WORK ITEM -
In the records below, find every line that contains "title" and list it.

PROVIDED ENTRIES -
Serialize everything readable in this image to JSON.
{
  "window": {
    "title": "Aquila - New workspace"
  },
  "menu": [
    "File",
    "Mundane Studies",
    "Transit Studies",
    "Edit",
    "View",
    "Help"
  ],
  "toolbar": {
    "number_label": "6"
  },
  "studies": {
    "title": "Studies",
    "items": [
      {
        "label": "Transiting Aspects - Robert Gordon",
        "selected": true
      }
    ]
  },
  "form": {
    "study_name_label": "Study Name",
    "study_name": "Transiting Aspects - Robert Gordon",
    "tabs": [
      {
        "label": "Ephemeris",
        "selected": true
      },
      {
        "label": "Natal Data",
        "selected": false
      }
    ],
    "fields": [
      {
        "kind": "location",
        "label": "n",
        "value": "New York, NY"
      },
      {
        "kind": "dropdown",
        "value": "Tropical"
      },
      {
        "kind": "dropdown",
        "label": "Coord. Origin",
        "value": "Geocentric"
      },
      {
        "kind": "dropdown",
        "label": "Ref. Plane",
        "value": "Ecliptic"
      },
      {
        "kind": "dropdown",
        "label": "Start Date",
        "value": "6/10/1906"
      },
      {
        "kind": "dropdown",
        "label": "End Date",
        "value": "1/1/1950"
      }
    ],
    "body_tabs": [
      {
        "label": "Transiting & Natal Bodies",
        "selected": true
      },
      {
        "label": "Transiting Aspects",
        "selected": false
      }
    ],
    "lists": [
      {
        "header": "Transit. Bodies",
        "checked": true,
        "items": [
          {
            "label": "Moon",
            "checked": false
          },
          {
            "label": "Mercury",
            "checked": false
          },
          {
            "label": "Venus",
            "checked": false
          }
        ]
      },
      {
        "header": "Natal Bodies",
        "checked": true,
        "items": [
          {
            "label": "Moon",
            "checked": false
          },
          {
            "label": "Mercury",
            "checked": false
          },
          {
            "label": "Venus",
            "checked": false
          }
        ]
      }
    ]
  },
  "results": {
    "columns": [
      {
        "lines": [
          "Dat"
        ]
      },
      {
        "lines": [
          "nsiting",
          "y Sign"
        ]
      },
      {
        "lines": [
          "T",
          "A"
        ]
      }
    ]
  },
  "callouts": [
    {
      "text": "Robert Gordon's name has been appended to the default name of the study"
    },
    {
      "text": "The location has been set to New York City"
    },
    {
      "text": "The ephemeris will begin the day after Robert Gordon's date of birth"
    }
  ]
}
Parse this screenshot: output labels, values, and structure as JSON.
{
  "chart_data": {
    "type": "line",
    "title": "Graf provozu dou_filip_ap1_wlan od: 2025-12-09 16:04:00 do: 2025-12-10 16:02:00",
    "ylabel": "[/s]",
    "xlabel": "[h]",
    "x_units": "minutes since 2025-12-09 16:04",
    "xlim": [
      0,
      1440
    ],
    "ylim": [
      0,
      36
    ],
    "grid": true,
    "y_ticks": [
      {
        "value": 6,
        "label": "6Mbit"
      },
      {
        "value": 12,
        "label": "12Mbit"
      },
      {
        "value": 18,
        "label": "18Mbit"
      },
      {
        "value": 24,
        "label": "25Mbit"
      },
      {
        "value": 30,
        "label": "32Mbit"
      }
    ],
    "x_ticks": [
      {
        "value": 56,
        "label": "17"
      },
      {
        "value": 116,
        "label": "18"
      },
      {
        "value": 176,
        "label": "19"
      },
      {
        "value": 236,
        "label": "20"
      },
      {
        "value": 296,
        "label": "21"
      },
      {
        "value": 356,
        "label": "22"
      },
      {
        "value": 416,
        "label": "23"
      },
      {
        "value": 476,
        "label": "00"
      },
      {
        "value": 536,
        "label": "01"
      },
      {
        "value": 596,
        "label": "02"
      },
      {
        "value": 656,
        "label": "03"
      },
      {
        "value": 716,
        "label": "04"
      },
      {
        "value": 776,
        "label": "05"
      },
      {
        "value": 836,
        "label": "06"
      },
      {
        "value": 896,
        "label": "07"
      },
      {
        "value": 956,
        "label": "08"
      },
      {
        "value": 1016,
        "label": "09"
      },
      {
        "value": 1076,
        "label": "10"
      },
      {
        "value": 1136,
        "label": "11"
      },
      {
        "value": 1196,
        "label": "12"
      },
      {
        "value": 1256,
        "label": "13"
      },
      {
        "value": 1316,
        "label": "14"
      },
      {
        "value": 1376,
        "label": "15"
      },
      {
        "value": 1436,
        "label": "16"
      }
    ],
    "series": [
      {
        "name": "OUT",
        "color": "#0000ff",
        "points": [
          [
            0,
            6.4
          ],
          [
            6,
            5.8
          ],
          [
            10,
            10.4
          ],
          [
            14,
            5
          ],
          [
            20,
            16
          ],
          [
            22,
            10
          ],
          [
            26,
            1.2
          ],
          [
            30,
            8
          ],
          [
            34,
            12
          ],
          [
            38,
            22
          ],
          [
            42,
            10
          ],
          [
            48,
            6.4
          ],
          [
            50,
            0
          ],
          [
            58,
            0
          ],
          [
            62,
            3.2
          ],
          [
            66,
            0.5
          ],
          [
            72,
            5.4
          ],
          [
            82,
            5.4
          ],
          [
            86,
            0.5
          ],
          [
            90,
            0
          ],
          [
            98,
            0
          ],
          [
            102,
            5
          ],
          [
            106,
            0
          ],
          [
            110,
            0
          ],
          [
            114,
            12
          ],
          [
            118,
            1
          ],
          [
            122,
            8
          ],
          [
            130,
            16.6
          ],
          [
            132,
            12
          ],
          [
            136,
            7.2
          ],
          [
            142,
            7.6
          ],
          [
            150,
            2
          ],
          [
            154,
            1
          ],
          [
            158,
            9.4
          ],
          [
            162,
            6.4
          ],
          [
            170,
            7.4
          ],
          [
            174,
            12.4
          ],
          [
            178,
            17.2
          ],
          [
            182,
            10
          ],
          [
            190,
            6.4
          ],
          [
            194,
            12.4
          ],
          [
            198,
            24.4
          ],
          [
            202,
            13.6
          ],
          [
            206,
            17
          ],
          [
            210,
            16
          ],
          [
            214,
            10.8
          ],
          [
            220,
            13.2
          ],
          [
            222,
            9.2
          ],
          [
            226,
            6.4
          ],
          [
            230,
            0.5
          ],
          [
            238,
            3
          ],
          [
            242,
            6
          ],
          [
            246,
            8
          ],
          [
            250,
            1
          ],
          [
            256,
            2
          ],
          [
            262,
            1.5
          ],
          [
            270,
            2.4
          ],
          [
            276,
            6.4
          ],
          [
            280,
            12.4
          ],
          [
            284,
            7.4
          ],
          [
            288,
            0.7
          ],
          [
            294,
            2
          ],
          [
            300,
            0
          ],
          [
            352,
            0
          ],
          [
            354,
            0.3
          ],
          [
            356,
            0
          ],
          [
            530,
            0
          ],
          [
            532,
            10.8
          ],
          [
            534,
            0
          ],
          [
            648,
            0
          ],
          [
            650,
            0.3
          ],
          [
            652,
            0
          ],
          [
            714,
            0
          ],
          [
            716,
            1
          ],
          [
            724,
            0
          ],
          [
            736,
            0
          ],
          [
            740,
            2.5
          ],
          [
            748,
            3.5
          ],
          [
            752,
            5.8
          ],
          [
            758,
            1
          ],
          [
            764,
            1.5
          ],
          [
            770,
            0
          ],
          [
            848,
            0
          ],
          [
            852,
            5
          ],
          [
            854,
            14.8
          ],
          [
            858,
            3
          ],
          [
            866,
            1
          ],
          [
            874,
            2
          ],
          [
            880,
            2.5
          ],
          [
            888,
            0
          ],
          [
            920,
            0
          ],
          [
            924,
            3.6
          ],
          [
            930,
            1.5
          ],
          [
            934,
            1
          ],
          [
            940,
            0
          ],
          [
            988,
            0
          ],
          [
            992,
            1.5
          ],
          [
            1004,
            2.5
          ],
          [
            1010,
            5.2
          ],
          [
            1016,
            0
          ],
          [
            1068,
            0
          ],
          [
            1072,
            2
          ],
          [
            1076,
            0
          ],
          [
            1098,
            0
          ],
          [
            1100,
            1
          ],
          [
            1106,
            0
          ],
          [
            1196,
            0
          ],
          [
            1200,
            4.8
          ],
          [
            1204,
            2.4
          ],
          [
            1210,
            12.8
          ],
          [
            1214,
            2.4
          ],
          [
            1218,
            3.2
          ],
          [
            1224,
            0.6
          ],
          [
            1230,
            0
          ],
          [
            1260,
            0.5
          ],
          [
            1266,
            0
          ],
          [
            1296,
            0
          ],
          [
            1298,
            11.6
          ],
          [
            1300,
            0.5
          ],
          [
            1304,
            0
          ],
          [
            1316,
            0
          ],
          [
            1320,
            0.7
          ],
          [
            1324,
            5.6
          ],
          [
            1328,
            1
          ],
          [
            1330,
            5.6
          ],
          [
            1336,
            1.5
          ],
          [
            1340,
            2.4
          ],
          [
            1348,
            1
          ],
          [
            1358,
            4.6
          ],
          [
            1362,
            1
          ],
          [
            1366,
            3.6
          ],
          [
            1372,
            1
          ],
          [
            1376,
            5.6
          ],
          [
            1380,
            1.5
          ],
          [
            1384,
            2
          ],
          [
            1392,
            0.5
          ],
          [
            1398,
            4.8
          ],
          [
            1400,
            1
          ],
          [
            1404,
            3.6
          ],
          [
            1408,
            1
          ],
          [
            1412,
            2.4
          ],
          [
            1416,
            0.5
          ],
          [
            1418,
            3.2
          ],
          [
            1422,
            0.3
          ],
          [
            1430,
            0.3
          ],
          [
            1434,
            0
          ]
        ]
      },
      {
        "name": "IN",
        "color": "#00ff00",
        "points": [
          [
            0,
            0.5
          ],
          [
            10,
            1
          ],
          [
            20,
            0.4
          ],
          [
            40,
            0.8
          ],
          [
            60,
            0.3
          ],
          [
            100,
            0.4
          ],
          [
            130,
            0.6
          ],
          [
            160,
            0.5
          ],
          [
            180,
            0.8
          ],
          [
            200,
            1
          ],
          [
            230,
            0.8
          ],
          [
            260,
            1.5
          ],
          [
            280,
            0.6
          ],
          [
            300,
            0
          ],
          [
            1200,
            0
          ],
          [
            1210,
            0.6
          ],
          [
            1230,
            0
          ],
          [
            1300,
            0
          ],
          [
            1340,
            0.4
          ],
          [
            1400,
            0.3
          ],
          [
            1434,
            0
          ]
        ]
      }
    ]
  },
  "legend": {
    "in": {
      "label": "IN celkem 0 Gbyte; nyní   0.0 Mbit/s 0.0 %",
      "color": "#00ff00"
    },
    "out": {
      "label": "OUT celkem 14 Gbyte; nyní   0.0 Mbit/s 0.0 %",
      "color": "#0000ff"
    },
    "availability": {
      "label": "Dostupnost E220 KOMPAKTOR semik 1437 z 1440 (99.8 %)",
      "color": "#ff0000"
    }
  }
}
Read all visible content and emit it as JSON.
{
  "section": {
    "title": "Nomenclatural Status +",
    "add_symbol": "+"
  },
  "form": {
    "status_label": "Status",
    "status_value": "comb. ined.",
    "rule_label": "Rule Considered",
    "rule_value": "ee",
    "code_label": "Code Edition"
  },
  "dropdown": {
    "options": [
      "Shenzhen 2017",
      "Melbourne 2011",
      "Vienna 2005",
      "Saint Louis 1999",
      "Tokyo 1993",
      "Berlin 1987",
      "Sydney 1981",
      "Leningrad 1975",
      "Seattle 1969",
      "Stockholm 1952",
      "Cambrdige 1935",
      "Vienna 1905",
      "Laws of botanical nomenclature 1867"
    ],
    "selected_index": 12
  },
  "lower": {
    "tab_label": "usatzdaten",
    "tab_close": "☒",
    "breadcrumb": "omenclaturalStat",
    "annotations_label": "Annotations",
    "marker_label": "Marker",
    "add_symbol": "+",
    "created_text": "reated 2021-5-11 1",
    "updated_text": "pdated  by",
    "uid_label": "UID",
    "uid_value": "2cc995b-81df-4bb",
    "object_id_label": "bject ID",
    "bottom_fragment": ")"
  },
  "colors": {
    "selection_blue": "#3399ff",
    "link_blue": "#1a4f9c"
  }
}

OUTPUT BELOW -
    "title": "Aquila - New workspace"
    "title": "Studies",
    "title": "Graf provozu dou_filip_ap1_wlan od: 2025-12-09 16:04:00 do: 2025-12-10 16:02:00",
    "title": "Nomenclatural Status +",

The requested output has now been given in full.